  • Backlinks: Backlinks are links to your website from other websites. You should be able to see how you compare to your competitors in terms of the number of backlinks. It’s important to understand that there are both good and bad backlinks. Good backlinks are those from websites containing highly relevant content with high authority. Bad backlinks, on the other hand, are from websites that are spammy, contain low trust scores and authority, and are unnatural in terms of relevant content. The goal of your digital marketing provider should be to increase good backlinks while removing bad backlinks. Keep in mind that removing bad backlinks should be done carefully and not all at once to avoid possible penalties from Google.
  • Site Audit: A site audit gives you an overview of what’s happening behind the scenes of your website: broken internal or external links and images, missing metadata, missing alt attributes (metadata for images), missing or multiple H1 tags, duplicate content, low or high word count, and more. Learn more about these terms.

PPC (Google Ads or Pay-Per-Click) ABCs

While there are some overlapping terms you’ll notice in your PPC and SEO reports, there are additional metrics with PPC to understand and evaluate, such as:

  • Industry Averages: This data shows how your website’s performance measures up to industry averages.
  • Average Cost-Per-Click: Your average cost-per-click is the cost you’re paying each time someone clicks on your ad. (Note: Don’t click on your own ads, and ask your employees not to do so. Make sure they have your office phone number programmed in their phones so that they aren’t Googling to find it and then inadvertently clicking on your ads and spending your ad dollars.)
  • Click-Through-Rate: Click-through-rate (CTR) reveals how many impressions you had (how many times someone saw your ad), and of those impressions, how many people actually clicked on your ad.
  • Conversion Rate: Of the number of clicks you received, the conversion rate shows how many people followed through with a predetermined action: calling, emailing, completing a contact form or employment application, etc.
  • Cost-Per-Conversion: Your cost-per-conversion is calculated by dividing the amount you’ve spent by the number of conversions received.
  • Competitor Insights: This data helps you understand how you measure up against your competitors in terms of:
    • Impression Share: The number of impressions received (or the number of times your ad was shown) divided by the estimated number of impressions you were eligible to receive
    • Average Position: How often another advertiser’s ad received an impression in the same auction that your ad received an impression
    • Position Above Rate: How often another advertiser’s ad in the same auction showed in a higher position than your own, when both of your ads were shown at the same time
    • Top of Page Rate: How often your ad was shown at the top of the page in search results
    • Outranking Share: How often your ad ranked higher in an auction than another advertiser’s ad, or if your ad was shown when theirs was not

Understanding what your SEO and PPC reports reveal helps you forge a true partnership with your digital marketing provider.

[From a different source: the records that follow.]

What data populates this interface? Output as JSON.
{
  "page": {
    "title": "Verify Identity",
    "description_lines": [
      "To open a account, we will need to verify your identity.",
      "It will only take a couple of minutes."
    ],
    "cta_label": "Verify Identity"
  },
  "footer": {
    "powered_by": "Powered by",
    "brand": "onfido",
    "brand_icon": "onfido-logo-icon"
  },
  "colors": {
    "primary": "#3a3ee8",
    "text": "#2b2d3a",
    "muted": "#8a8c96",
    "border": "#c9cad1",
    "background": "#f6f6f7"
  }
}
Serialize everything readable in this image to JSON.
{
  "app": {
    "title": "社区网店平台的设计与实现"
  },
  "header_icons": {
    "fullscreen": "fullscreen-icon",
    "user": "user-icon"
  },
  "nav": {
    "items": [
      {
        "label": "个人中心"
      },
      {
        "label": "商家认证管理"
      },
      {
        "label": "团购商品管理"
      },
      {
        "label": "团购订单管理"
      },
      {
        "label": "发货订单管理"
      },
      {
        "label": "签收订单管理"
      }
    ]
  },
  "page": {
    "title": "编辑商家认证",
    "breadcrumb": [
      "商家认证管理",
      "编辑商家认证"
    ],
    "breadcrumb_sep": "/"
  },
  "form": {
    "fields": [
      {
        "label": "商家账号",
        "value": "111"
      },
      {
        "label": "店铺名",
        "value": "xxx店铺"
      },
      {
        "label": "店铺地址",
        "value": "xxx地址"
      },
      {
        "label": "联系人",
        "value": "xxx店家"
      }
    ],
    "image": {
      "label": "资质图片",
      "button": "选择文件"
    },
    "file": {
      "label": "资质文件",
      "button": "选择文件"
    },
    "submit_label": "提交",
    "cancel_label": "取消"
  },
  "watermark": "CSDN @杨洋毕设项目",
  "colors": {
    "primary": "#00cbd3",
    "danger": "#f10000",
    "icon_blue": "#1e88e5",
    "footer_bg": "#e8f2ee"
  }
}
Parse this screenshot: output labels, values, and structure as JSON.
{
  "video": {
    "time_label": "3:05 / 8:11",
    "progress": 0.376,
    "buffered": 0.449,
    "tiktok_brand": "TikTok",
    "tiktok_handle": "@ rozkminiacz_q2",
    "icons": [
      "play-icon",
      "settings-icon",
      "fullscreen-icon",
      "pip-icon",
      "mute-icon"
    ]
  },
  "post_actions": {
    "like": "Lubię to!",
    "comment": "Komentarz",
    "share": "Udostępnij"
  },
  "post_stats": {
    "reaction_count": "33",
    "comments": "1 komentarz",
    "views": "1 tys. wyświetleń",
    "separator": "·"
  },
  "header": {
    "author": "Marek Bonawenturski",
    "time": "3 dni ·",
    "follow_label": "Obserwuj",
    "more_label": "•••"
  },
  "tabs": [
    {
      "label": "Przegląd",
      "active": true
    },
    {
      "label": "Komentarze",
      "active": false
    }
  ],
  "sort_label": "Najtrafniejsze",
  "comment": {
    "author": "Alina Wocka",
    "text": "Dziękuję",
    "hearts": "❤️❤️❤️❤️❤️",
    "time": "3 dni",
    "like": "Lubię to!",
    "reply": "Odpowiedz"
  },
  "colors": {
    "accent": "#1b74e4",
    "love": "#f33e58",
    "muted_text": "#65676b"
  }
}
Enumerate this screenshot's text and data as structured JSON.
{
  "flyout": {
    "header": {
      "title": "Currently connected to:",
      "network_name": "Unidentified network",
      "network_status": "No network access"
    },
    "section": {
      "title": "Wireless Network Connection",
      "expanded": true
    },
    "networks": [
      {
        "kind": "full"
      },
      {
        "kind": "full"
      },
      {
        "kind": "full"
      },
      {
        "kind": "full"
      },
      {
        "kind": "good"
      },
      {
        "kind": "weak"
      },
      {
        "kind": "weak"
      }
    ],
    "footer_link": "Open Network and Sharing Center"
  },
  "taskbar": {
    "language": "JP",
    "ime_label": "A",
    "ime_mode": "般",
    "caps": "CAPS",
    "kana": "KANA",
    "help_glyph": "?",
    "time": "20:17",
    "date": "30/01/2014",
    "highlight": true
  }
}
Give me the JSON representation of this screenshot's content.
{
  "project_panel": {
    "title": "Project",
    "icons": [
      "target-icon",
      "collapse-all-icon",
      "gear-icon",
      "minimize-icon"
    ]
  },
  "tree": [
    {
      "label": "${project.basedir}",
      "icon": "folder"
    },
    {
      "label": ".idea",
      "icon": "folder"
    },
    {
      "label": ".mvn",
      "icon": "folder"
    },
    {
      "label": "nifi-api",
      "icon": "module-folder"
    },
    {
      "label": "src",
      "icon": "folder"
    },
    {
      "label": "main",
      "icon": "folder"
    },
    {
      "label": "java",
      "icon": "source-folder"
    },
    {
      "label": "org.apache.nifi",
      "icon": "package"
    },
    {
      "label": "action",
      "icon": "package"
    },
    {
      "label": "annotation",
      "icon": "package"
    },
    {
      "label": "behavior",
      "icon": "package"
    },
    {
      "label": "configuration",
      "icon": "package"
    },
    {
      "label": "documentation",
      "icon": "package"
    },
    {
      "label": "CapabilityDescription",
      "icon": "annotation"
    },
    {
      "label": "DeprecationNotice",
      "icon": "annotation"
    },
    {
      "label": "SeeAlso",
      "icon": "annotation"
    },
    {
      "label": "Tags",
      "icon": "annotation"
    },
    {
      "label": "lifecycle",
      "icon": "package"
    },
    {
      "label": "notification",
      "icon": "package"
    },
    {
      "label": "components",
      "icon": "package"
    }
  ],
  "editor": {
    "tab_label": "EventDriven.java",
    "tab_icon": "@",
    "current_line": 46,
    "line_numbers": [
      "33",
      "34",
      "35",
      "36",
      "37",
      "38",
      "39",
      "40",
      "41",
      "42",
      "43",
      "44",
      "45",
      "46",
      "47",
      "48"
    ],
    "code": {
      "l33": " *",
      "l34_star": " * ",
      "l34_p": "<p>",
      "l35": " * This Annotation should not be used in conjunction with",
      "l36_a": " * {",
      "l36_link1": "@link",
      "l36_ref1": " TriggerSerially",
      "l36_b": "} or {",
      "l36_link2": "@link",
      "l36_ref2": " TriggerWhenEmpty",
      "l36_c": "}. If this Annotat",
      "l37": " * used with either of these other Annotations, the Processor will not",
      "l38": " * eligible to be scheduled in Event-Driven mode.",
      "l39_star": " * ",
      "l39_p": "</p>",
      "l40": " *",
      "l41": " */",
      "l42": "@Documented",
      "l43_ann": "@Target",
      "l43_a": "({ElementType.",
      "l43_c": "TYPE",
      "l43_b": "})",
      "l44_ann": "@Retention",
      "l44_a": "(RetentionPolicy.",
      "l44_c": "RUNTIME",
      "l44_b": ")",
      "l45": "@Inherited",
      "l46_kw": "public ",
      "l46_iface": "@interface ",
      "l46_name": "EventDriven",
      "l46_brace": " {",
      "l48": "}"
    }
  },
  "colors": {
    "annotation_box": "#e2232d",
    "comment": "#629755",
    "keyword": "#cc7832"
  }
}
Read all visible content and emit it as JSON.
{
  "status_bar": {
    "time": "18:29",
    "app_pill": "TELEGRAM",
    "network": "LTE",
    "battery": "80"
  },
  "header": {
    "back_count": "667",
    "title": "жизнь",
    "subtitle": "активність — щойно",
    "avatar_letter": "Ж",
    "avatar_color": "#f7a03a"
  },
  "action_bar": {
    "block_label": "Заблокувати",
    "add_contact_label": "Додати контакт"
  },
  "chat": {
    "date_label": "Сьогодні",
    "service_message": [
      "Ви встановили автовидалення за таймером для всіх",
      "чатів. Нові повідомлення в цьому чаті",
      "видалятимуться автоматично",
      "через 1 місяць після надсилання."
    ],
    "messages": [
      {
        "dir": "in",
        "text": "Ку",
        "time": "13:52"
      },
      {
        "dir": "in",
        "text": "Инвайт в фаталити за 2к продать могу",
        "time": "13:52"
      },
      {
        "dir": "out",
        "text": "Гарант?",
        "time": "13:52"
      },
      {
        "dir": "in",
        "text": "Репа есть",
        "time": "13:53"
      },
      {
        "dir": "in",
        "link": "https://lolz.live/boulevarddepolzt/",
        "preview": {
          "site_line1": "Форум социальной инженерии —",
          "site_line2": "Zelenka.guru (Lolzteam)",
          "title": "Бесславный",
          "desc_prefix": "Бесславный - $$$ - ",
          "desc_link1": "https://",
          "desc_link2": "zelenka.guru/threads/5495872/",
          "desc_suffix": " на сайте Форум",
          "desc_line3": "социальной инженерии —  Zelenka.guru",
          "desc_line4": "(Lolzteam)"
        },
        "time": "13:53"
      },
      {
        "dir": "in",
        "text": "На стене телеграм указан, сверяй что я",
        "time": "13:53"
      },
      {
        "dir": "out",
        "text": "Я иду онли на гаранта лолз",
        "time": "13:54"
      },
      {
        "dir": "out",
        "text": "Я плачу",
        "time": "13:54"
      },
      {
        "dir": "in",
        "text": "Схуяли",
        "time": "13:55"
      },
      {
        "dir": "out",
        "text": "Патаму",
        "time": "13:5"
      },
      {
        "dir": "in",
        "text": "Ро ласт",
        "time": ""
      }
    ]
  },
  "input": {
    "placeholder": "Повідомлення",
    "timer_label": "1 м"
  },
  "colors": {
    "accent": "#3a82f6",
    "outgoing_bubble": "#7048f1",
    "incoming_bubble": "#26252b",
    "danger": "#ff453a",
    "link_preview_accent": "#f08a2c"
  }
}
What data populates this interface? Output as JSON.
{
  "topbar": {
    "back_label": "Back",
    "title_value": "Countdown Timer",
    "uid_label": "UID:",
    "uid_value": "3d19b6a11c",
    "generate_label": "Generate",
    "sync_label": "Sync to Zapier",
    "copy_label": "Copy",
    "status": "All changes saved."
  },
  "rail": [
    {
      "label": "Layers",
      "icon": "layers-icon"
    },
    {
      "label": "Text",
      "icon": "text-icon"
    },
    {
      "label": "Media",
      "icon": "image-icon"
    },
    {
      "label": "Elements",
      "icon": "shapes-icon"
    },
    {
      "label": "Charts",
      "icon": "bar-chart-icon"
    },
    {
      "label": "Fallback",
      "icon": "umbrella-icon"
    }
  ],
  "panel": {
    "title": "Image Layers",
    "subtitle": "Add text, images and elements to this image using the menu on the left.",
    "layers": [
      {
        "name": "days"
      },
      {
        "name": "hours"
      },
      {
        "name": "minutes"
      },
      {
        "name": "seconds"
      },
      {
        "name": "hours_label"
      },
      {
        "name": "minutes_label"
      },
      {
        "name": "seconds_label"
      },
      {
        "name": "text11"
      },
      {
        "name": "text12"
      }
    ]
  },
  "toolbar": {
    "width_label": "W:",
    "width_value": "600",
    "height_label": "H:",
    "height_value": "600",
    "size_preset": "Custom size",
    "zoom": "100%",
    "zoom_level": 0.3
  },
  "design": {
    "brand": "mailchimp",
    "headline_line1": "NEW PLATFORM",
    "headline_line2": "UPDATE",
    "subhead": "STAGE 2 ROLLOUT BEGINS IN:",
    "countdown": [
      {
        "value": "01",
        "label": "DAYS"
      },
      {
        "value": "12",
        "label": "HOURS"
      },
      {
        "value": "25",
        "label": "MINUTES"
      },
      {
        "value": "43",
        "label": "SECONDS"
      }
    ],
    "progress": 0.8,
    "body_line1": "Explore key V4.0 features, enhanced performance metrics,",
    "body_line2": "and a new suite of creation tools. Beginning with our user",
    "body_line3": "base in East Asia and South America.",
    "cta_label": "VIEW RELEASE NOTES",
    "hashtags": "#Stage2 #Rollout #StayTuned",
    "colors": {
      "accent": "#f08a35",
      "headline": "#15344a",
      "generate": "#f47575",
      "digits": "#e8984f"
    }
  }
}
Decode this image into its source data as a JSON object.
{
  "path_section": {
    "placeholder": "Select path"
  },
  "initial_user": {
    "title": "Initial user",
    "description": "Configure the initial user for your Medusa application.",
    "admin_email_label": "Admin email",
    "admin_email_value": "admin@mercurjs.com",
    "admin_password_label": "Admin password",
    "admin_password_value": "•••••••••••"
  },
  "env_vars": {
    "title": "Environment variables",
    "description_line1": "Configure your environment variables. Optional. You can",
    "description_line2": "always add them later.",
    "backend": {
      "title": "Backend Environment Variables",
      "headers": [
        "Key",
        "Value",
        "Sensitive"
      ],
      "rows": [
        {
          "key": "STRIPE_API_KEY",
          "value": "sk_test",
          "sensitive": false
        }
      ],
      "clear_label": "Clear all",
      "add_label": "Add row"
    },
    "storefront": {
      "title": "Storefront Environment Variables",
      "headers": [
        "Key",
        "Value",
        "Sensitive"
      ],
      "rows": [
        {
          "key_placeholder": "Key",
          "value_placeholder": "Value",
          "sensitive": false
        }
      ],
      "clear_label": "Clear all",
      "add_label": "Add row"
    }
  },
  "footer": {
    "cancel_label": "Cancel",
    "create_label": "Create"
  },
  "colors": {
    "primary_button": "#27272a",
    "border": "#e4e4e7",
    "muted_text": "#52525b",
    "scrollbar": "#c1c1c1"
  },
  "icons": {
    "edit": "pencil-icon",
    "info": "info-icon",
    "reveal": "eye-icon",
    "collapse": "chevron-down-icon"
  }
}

It’s best to work with a partner who is willing to help you translate SEO terminology and interpret data together so you can continue to grow your business.

As a Certified Google Partner, our home care SEO and PPC experts have the digital marketing and home care industry expertise to ensure you understand the process every step of the way. Contact us at 800.370.6580 to get started on a home care digital marketing strategy that will help you attract both the clients and caregivers you need to succeed!